● What you are asked to do
I'd like the entries repeated exactly, pictures omitted.

*** Input material Section Begins ***

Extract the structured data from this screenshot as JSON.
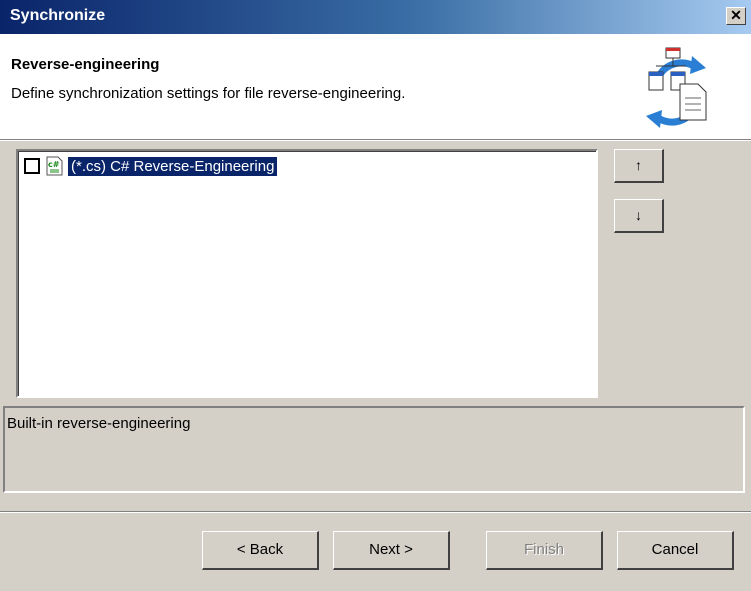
{
  "window": {
    "title": "Synchronize",
    "close_label": "✕"
  },
  "header": {
    "title": "Reverse-engineering",
    "subtitle": "Define synchronization settings for file reverse-engineering.",
    "icon": "sync-diagram-icon"
  },
  "list": {
    "items": [
      {
        "label": "(*.cs) C# Reverse-Engineering",
        "checked": false,
        "selected": true,
        "icon": "csharp-file-icon"
      }
    ]
  },
  "side_buttons": {
    "up_label": "↑",
    "down_label": "↓"
  },
  "description": {
    "text": "Built-in reverse-engineering"
  },
  "buttons": {
    "back_label": "< Back",
    "next_label": "Next >",
    "finish_label": "Finish",
    "cancel_label": "Cancel"
  },
  "colors": {
    "titlebar_start": "#0a246a",
    "titlebar_end": "#a6caf0",
    "selection": "#0a246a",
    "face": "#d4d0c8"
  }
}
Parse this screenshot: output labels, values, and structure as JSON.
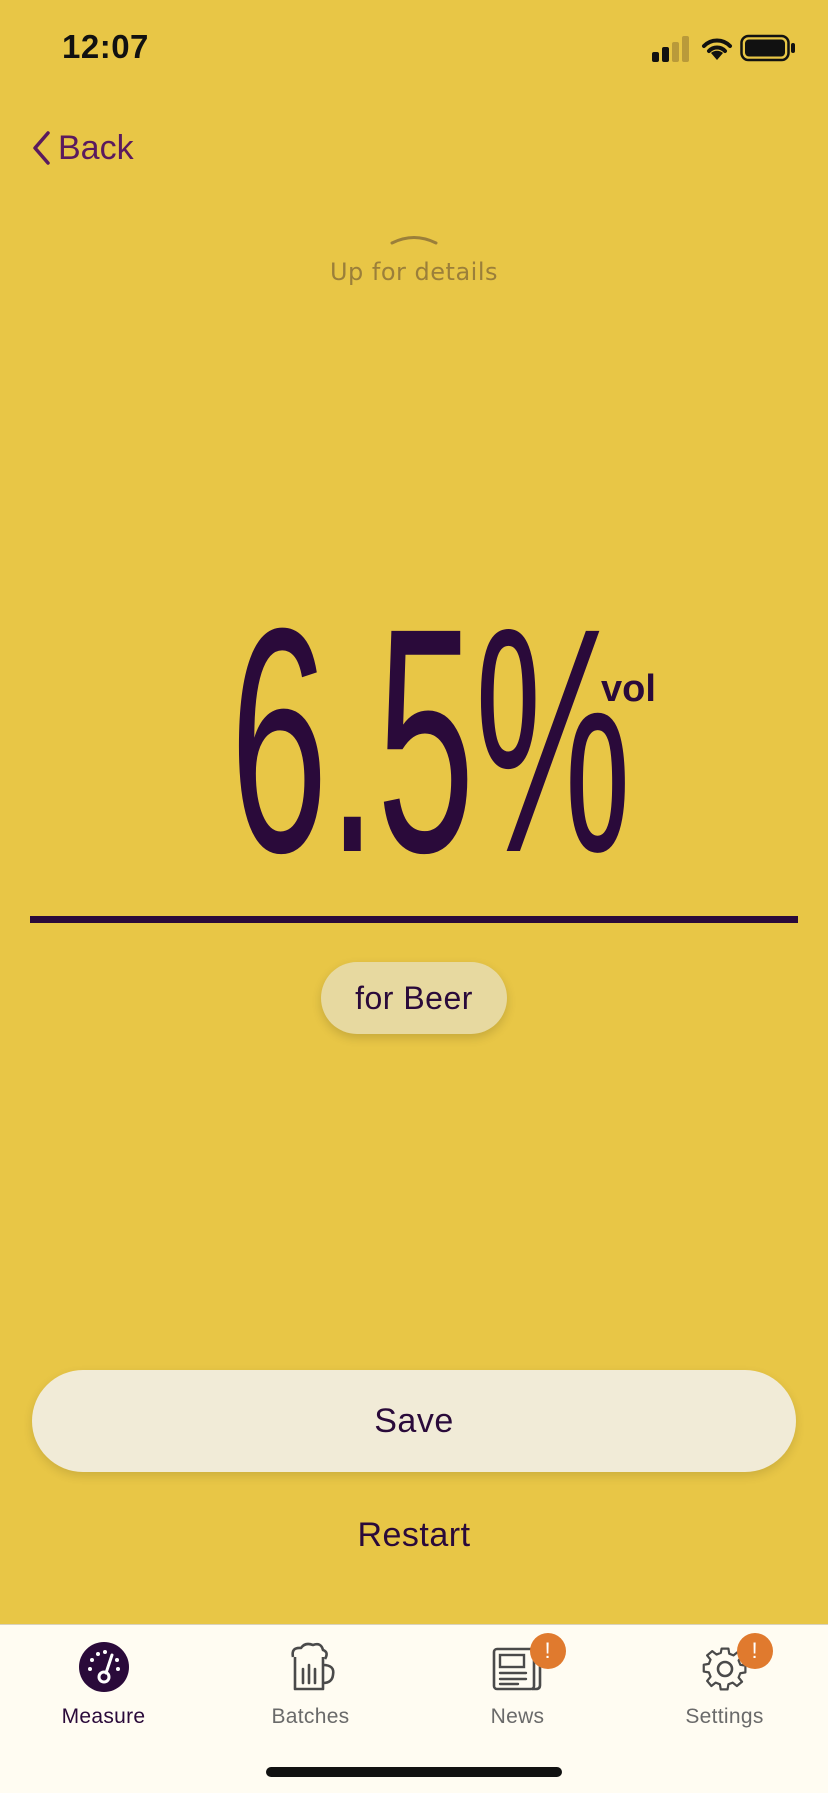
{
  "status_bar": {
    "time": "12:07",
    "icons": [
      "signal-icon",
      "wifi-icon",
      "battery-icon"
    ]
  },
  "nav": {
    "back_label": "Back"
  },
  "details_hint": {
    "label": "Up for details"
  },
  "reading": {
    "value": "6.5%",
    "unit": "vol"
  },
  "type_pill": {
    "label": "for Beer"
  },
  "actions": {
    "save_label": "Save",
    "restart_label": "Restart"
  },
  "tab_bar": {
    "tabs": [
      {
        "label": "Measure",
        "icon": "gauge-icon",
        "active": true,
        "badge": ""
      },
      {
        "label": "Batches",
        "icon": "beer-mug-icon",
        "active": false,
        "badge": ""
      },
      {
        "label": "News",
        "icon": "newspaper-icon",
        "active": false,
        "badge": "!"
      },
      {
        "label": "Settings",
        "icon": "gear-icon",
        "active": false,
        "badge": "!"
      }
    ]
  },
  "colors": {
    "background": "#E8C646",
    "text_primary": "#2A0A3A",
    "back_link": "#5A1A5E",
    "hint_text": "#9B7F3A",
    "pill_bg": "#E7D9A0",
    "button_bg": "#F1EBD7",
    "tab_bar_bg": "#FFFCF2",
    "badge": "#E07A2E"
  }
}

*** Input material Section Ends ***

● Response
Extract the structured data from this screenshot as JSON.
{
  "window": {
    "title": "Synchronize",
    "close_label": "✕"
  },
  "header": {
    "title": "Reverse-engineering",
    "subtitle": "Define synchronization settings for file reverse-engineering.",
    "icon": "sync-diagram-icon"
  },
  "list": {
    "items": [
      {
        "label": "(*.cs) C# Reverse-Engineering",
        "checked": false,
        "selected": true,
        "icon": "csharp-file-icon"
      }
    ]
  },
  "side_buttons": {
    "up_label": "↑",
    "down_label": "↓"
  },
  "description": {
    "text": "Built-in reverse-engineering"
  },
  "buttons": {
    "back_label": "< Back",
    "next_label": "Next >",
    "finish_label": "Finish",
    "cancel_label": "Cancel"
  },
  "colors": {
    "titlebar_start": "#0a246a",
    "titlebar_end": "#a6caf0",
    "selection": "#0a246a",
    "face": "#d4d0c8"
  }
}
Parse this screenshot: output labels, values, and structure as JSON.
{
  "status_bar": {
    "time": "12:07",
    "icons": [
      "signal-icon",
      "wifi-icon",
      "battery-icon"
    ]
  },
  "nav": {
    "back_label": "Back"
  },
  "details_hint": {
    "label": "Up for details"
  },
  "reading": {
    "value": "6.5%",
    "unit": "vol"
  },
  "type_pill": {
    "label": "for Beer"
  },
  "actions": {
    "save_label": "Save",
    "restart_label": "Restart"
  },
  "tab_bar": {
    "tabs": [
      {
        "label": "Measure",
        "icon": "gauge-icon",
        "active": true,
        "badge": ""
      },
      {
        "label": "Batches",
        "icon": "beer-mug-icon",
        "active": false,
        "badge": ""
      },
      {
        "label": "News",
        "icon": "newspaper-icon",
        "active": false,
        "badge": "!"
      },
      {
        "label": "Settings",
        "icon": "gear-icon",
        "active": false,
        "badge": "!"
      }
    ]
  },
  "colors": {
    "background": "#E8C646",
    "text_primary": "#2A0A3A",
    "back_link": "#5A1A5E",
    "hint_text": "#9B7F3A",
    "pill_bg": "#E7D9A0",
    "button_bg": "#F1EBD7",
    "tab_bar_bg": "#FFFCF2",
    "badge": "#E07A2E"
  }
}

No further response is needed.